At this point in the summer, many golfers have become accustomed to some aches and pains during or after a round. Kim Krob, DMOS Orthopaedic Centers physical therapist and Titleist certified Level 2 Medical Golf Fitness Instructor, has five tips to prevent golf-related pain all season long.
Check your posture.
Your stance when addressing the ball is crucial. Before you take that first swing, check your set-up posture. Your spine should be straight without rounded shoulders. A curved back, spine, and shoulders (sometimes called “C” or “S” posture) can lead to pain. “To ensure your back is straight, have someone take a picture as you address the ball,” said Krob. “Then try to draw a straight line along your spine. If your spine is curved, adjust your posture.” Hold a club vertically behind your back from your head to your tailbone. If your back is straight, the shaft should touch your body along the entire length of the club, so adjust your stance until it does. Then you can focus on hinging your hips down toward the ball without curving your back.
Focus on flexibility.
A common misconception is that you need to stretch your lower back before golfing. In reality, it’s more important to stretch your mid-back and hips. Since the lower back is designed for stability, stretching it can actually cause more harm than good.
Like many sports, core stability is important to your golf game. Your core is more than just the abdomen; it includes your back and gluteal muscles. By strengthening your entire core, you will be less likely to experience pain when golfing.
Limit range time.
It may be tempting to hit a bucket of balls before your round, but doing so can increase your chance of injury. At the driving range, think about how many times you use each club during a typical round, then limit your practice shots to that number. Also, schedule your driving range practice and golf games on separate days to help reduce the chance of pain due to overuse.
Analyze your swing.
If you are “coming up” or early extending at the top of your backswing, you will struggle to get back to the ball in a smooth plane without a swing fault. This can cause inconsistency and pain.
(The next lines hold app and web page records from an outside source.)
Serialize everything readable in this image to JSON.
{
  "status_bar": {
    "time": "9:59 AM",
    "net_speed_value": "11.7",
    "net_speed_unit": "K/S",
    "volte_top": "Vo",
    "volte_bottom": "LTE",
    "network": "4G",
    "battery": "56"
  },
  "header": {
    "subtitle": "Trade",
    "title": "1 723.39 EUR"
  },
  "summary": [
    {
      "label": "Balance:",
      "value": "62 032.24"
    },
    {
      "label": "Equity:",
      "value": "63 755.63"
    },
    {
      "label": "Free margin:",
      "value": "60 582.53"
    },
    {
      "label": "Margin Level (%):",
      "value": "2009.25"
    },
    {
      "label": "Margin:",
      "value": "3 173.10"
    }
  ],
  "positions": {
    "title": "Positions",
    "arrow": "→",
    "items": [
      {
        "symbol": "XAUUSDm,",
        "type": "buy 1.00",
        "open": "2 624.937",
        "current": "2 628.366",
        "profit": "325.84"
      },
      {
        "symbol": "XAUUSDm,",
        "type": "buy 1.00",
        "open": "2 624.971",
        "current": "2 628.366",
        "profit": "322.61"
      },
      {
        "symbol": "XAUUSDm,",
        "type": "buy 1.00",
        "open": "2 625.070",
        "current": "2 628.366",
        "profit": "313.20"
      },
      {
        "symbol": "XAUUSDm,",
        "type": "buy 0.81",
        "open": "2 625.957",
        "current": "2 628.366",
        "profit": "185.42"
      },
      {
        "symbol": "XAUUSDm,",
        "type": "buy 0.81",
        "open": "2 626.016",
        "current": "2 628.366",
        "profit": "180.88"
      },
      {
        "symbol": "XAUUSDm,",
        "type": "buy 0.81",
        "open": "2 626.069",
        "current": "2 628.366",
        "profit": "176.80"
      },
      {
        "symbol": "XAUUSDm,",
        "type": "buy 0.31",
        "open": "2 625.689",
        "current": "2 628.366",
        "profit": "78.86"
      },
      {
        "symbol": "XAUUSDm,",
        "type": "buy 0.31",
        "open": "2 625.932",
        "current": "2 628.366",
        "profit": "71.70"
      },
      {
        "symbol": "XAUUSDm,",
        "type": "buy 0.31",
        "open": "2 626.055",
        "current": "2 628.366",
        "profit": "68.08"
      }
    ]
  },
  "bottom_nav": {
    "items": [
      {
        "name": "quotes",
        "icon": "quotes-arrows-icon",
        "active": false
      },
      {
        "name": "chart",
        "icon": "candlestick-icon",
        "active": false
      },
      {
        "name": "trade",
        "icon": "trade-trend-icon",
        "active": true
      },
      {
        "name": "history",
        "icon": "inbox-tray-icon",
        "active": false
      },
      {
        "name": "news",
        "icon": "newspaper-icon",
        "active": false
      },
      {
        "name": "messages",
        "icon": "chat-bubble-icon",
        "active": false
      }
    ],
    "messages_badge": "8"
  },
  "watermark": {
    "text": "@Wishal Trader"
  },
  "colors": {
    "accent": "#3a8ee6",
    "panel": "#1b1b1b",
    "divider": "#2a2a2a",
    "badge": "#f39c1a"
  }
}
The number one swing fault that leads to back pain is caused by over-utilizing the upper body. A “reverse spine angle” means you lean your head and shoulders toward the target at the top of your backswing. Right-handed golfers who do this will eventually have pain in the left low back.
To avoid it, initiate the swing sequence and power through the lower body.“ If you are currently experiencing pain while golfing, consider contacting your Titleist certified physical therapist for a screening,” said Krob. “Identifying and improving on your body’s physical limitations can help you avoid pain during and after your round.